Stored entries:
==============================

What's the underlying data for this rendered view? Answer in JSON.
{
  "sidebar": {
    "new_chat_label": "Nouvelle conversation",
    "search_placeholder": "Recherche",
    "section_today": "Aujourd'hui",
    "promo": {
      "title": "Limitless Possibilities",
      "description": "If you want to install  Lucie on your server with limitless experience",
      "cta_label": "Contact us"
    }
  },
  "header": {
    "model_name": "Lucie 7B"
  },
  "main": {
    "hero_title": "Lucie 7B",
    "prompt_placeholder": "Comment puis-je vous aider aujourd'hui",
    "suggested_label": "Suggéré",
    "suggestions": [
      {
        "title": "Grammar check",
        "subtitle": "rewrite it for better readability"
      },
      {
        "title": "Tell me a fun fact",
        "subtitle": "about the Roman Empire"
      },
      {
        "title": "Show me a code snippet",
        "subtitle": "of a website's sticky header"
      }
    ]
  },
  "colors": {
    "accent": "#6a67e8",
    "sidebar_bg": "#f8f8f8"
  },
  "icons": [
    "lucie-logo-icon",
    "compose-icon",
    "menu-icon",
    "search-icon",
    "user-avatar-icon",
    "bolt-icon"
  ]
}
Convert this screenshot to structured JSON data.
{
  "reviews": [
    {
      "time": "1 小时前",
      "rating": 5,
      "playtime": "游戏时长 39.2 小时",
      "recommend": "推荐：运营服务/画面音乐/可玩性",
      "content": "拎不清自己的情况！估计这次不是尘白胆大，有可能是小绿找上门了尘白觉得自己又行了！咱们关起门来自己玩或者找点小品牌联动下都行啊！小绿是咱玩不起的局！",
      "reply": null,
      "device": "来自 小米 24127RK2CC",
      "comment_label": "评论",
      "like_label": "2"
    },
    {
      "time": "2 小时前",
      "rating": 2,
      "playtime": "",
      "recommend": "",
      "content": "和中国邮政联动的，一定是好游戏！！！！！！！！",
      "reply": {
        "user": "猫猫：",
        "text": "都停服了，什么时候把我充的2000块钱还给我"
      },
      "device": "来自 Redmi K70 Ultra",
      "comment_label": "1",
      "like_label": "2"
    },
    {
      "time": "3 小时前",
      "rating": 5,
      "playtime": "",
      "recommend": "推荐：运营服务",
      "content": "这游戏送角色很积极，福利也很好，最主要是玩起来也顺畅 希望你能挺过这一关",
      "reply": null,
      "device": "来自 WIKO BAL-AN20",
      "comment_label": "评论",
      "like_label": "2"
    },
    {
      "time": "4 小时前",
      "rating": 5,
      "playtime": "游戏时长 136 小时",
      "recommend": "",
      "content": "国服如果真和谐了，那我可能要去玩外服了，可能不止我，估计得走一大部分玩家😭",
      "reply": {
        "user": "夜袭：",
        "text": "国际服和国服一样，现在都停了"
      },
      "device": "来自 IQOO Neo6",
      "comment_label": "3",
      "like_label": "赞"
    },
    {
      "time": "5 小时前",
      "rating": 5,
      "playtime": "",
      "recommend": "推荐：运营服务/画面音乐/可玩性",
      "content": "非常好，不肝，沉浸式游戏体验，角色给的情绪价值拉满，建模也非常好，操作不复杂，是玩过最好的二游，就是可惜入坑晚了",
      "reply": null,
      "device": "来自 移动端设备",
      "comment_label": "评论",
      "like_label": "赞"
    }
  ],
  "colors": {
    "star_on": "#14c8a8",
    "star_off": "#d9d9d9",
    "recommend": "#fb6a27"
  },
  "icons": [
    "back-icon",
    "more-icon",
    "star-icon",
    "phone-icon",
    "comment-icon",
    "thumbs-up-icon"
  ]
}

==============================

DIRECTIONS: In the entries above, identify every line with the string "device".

SOLUTION TO THE PROBLEM:
      "device": "来自 小米 24127RK2CC",
      "device": "来自 Redmi K70 Ultra",
      "device": "来自 WIKO BAL-AN20",
      "device": "来自 IQOO Neo6",
      "device": "来自 移动端设备",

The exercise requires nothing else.